## Try it
Could the records below be restated word for word, without a single picture?

## Provided data
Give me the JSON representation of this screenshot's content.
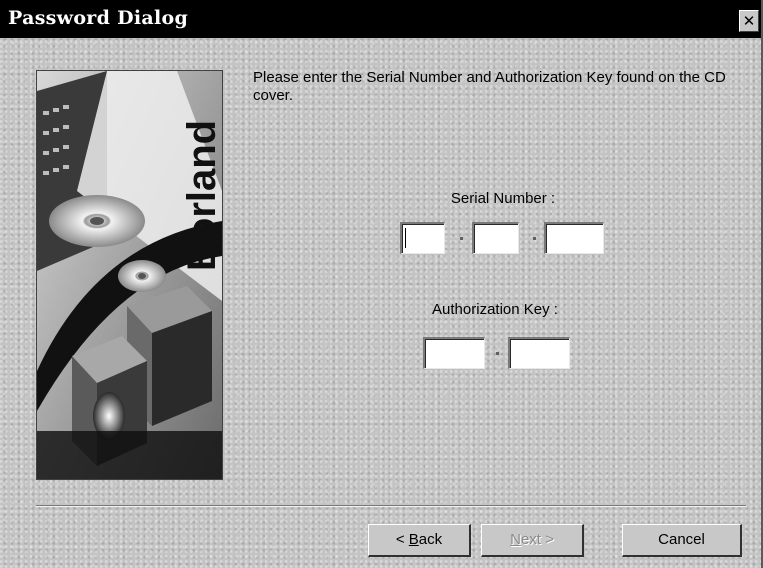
{
  "window": {
    "title": "Password Dialog",
    "close_symbol": "✕",
    "close_icon": "close-icon"
  },
  "banner": {
    "brand_text": "Borland",
    "image": "borland-cd-artwork"
  },
  "instructions": {
    "text": "Please enter the Serial Number and Authorization Key found on the CD cover."
  },
  "serial_number": {
    "label": "Serial Number :",
    "fields": [
      "",
      "",
      ""
    ]
  },
  "authorization_key": {
    "label": "Authorization Key :",
    "fields": [
      "",
      ""
    ]
  },
  "buttons": {
    "back_prefix": "< ",
    "back_mnemonic": "B",
    "back_rest": "ack",
    "next_mnemonic": "N",
    "next_rest": "ext >",
    "cancel_label": "Cancel"
  },
  "colors": {
    "title_bar": "#000000",
    "dialog_face": "#c3c3c3",
    "disabled_text": "#8a8a8a"
  }
}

## Output of the task
Give me the JSON representation of this screenshot's content.
{
  "window": {
    "title": "Password Dialog",
    "close_symbol": "✕",
    "close_icon": "close-icon"
  },
  "banner": {
    "brand_text": "Borland",
    "image": "borland-cd-artwork"
  },
  "instructions": {
    "text": "Please enter the Serial Number and Authorization Key found on the CD cover."
  },
  "serial_number": {
    "label": "Serial Number :",
    "fields": [
      "",
      "",
      ""
    ]
  },
  "authorization_key": {
    "label": "Authorization Key :",
    "fields": [
      "",
      ""
    ]
  },
  "buttons": {
    "back_prefix": "< ",
    "back_mnemonic": "B",
    "back_rest": "ack",
    "next_mnemonic": "N",
    "next_rest": "ext >",
    "cancel_label": "Cancel"
  },
  "colors": {
    "title_bar": "#000000",
    "dialog_face": "#c3c3c3",
    "disabled_text": "#8a8a8a"
  }
}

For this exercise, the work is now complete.